What do we do in the more common cases that do not match the extremes — where the AI does more than complete an everyday phrase but less than write a whole passage? What then?
Even if we are good at spotting it, how do we evaluate it? In a classroom, is submitting a paper that is 30 percent AI-assisted cheating? What about one that is 60 percent? Does the author of a novel of which 20 percent is “written” by AI deserve credit or copyright protections? Does the AI engineer deserve some credit?
The point is that sorting out the value and validity of the end product — assuming we can reliably detect it — is going to be a big task. And the consequences of AI-assisted writing will change the way we teach written communication, too.
Is the Future of Writing in Its Past?
I already see a future in which, in business school for example, students are taught not only to use AI-writing tools but how to manage and deploy them across broad communities of customers, investors, and employees. Where the goal is consistency, clarity, and efficiency, but not necessarily personalized style.
Down the hall or across campus, in liberal arts arts classes, the lessons might be dramatically different. There, instructors who value creativity and originality in style, thinking, and communication might find themselves in pitched battle against these well-intended, but increasingly powerful, technology tools. Some instructors may argue they already are. Unable to stop the spread and improvement of AI writing, might classes that rely on the creative word distance themselves from contemporary technology or from writing altogether — reverting to hand-written, in-class, observationally created prose or oral storytelling?
Such a shift would make the mastery of writing fundamentals such as grammar, syntax, and diction a much more specialized skill than it is today, while skills such as critical thinking, argument construction, and source usage become the center of gravity for what most learners and employers consider “writing.”
Not That Pandora, the Other One
While this future might seem far-fetched, history suggests otherwise. Consider that not long ago most companies employed enormous departments where people did quantitative work almost completely manually, while today the definition of a quantitative job is almost always better described as supervising automated computations by dictating high-level computational objectives and leaving the nuts and bolts of the math entirely to the machine.
It is an inevitability that computer-assisted writing will become a ubiquitous and indispensable part of human communication. Our responsibilities as educators and builders of educational tools requires us to reimagine our concepts of creation and assessment, knowing that to do so opens up a Pandora’s box of questions around originality, integrity, and the shifting role of writing in our society, and the place for increasingly advanced AI in writing education.
Such a shift would turn evolving notions of teaching with technology on their ears. Remember the argument that there is no point in learning cursive handwriting because no one writes by hand? No point in knowing how to write a check because of online banking? No point in learning to add or subtract because of calculators or how pointless it is to learn any fact because Google? What if, to incentivize and verify independent thought and expression, you could not use any of those things?
I know, that is a great many questions.
And that’s my point.

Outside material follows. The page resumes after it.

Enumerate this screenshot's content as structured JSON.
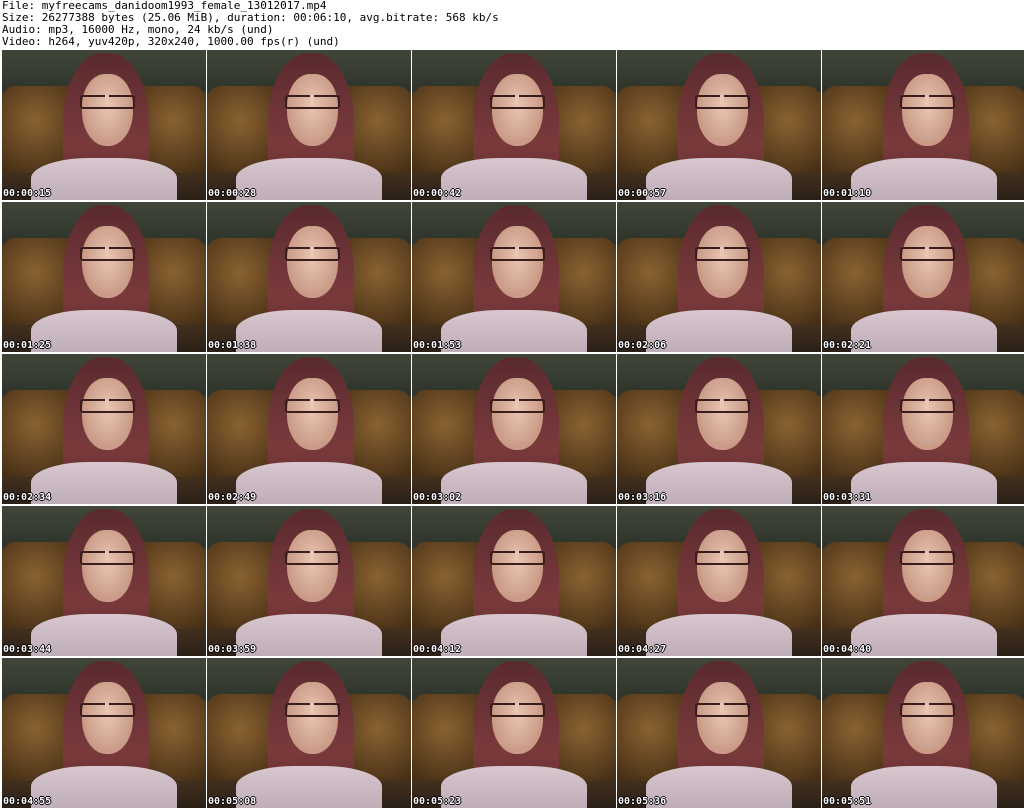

If they are not here already, these questions are coming and we would be wise to start considering answers soon because the better AI gets at filling in answers, the more people accept it and use it, the more we will eventually have to reimagine our concepts of creation and assessment, which are two pillars of teaching and learning.
And that’s fine, maybe even good. But it is probably — the AI thought I was going to say “not great” just there — not optional.